Alonso's feat generated headlines across the globe for Cadillac which is growing in markets like China and posted a global sales record last year with over 380,000 cars sold.

Cadillac's wins parallel GM's success in GT racing, where Chevy's Corvette racing program also took home the 2018 drivers crown (the Corvette team struggled at Daytona). Caddy's fortunes are the culmination of two decades of investment in motor racing beginning with its production-based, V-series racers in 2004. 

Cadillac has built its racing cred even as its production lineup has struggled to compete in U.S. showrooms. Sales in 2018 were down by 1 percent to 154,702 units.

The brand shuffled its captain chairs last year, replacing ex-Audi North America chief Johan de Nysschen with Steve Carlisle and closing down the brand's headquarters overlooking the Hudson River in the Big Apple.

Carlisle opened the Detroit Auto Show this January with a promise that Cadillac is back in Detroit — and back in the luxury game.

"Let me say with no offense whatsoever to the good people of the city of New York," said Carlisle as he unveiled the all-new, three-row Cadillac XT6 SUV. "Cadillac is back in Detroit, and more determined than ever to reclaim the mantle as catalyst." 

With the XT6 and the smaller XT4 released in 2018, Cadillac hope to make up lost ground in SUV sales where Cadillac has lagged German manufacturers like BMW that have flooded the U.S. market with multiple models. 

Cadillac even finds itself behind in battery-powered cars, a segment it helped pioneer in 2013 with the handsome plug-in ELR coupe. Cadillac ditched the ELR — and its cousin Chevy Volt — and has re-trenched with a new "BEV-3" electric vehicle platform designed to compete with BMW's i-series and Jaguar I-PACE EV models.

"We are working to elevate Cadillac to a position at the pinnacle of mobility," said Carlisle.

The racing team is already at the pinnacle. So admired is Cadillac's racing program that it attracted four teams racing six cars at Daytona this year. That's double the number when Cadillac debuted its 600-horsepower bat-mobile in 2017.

The program's success in prototype racing came after a decade of five Pirelli World Challenge championships with the CTS-V coupe.

"Racing gives us the opportunity to show people through motorsport what Cadillac stands for," says racing boss Kent. "It gives us an opportunity to demonstrate technology, reliability, and also... bring our production vehicles to the race track for people to look at some of our amazing products."

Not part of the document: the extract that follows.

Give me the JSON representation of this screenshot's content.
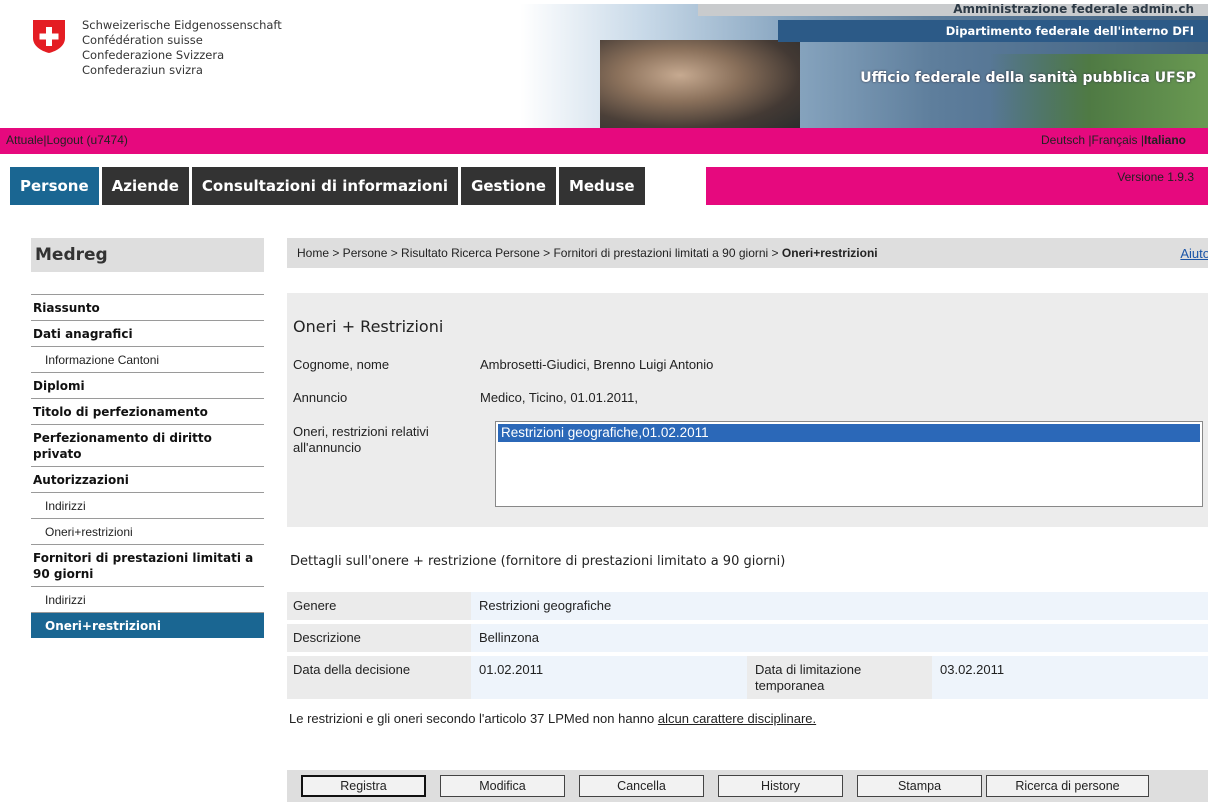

Henry Payne is auto critic for The Detroit News. Find him at or Twitter @HenryEPayne. Catch “Car Radio with Henry Payne” from noon-2 p.m. Saturdays on 910 AM Superstation.